PeaZip has secure deletion feature, can verify file checksum and hash, and supports multiple strong encryption standards, optionally using two factor authentication (password and keyfile) for increased security:
7Z's AES256 encryption
ZIP WinZip's AE encryption based on AES256 (and ZipCrypto for legacy compatibility); can decrypt PKZip's AES encryption
FreeARC's ARC: AES256, Blowfish, Twofish256 and Serpent256 - this format is also capable to generate recovery records to protect data against corruption
PEA: AES256 EAX authenticated encryption
EMC unit Isilon Systems have had a decent order from Apple, 12 petabytes worth of data storage to be used for the iTunes cloud. This large order might be made for the construction of Apple's huge data center in Maiden, North Carolina. The new building is expected to be the hub for a new version of iTunes which relies on storing media in the cloud, which is set to replace the old method of the data being stored on customers HDDs.

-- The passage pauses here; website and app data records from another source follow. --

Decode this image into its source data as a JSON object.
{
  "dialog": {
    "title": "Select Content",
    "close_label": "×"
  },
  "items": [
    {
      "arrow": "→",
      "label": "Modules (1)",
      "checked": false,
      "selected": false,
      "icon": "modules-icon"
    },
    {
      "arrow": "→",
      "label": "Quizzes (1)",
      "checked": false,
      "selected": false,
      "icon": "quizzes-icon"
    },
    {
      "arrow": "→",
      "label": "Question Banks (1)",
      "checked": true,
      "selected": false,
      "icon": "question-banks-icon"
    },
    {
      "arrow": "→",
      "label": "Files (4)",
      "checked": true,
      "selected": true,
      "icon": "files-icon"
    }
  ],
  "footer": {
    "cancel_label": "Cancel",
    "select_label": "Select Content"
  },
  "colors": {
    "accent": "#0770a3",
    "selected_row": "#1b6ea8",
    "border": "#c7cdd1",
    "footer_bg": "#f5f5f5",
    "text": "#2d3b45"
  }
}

The main focus of the cloud will be for storing video content, rather than music which is why so much storage is required. Rumors have been flying around for quite some time that Apple would be following in the footsteps of Google and Amazon with the content they purchased being accessed from a centralized server. This would go hand in hand with that and Apple would have its own digital locker for cloud-based storage of media and content.
Our Deal of the Day today is the Lenovo US (ThinkPad) - Lenovo Multimedia Remote with Keyboard for Only $27 with FREE Shipping!!.
Offer: It's back at the new low price! One of the all time favorite gadgets for nearly everyone, if you still don't have one, or want to pick up another (or 3) get it today. This handy remote features a keyboard and a trackball for wireless remote connectivity of your media center (or others) from the comfort of your couch.
Engadget's review and a good size reference as well. HERE
Use ecoupon: USPC11A16336 (expires 4/11/11)
Mozilla has a detailed new development model for Firefox, with the current draft saying Firefox 5 will make its way to fans on June 21, 2011 and Firefox 6 not that long after on August 18, 2011. These dates may well change but right now this is what Mozilla is hoping for. All changes to the Firefox source code are initially integrated in the mozilla-central Mercurial repository.
At scheduled intervals (usually 6 weeks) the changes are then imported from mozilla-central to one of three other channels. In addition to mozilla-central there will also be firefox-experimental, firefox-beta and Firefox (release) with each one backed by its own Mercurial repository. The names below are placeholders and Mozilla may still change them:
The firefox-experimental channel will receive new features at regular intervals, but some of them have the option of being disabled if they look like they require more work. The beta channel will receive new features that are set to be included in the Firefox release. New features are never directly added to the firefox-experimental or firefox-beta channels. Each stage of the process lasts for 6 weeks but because of the development overlap, we should see new versions every 6 to 12 weeks.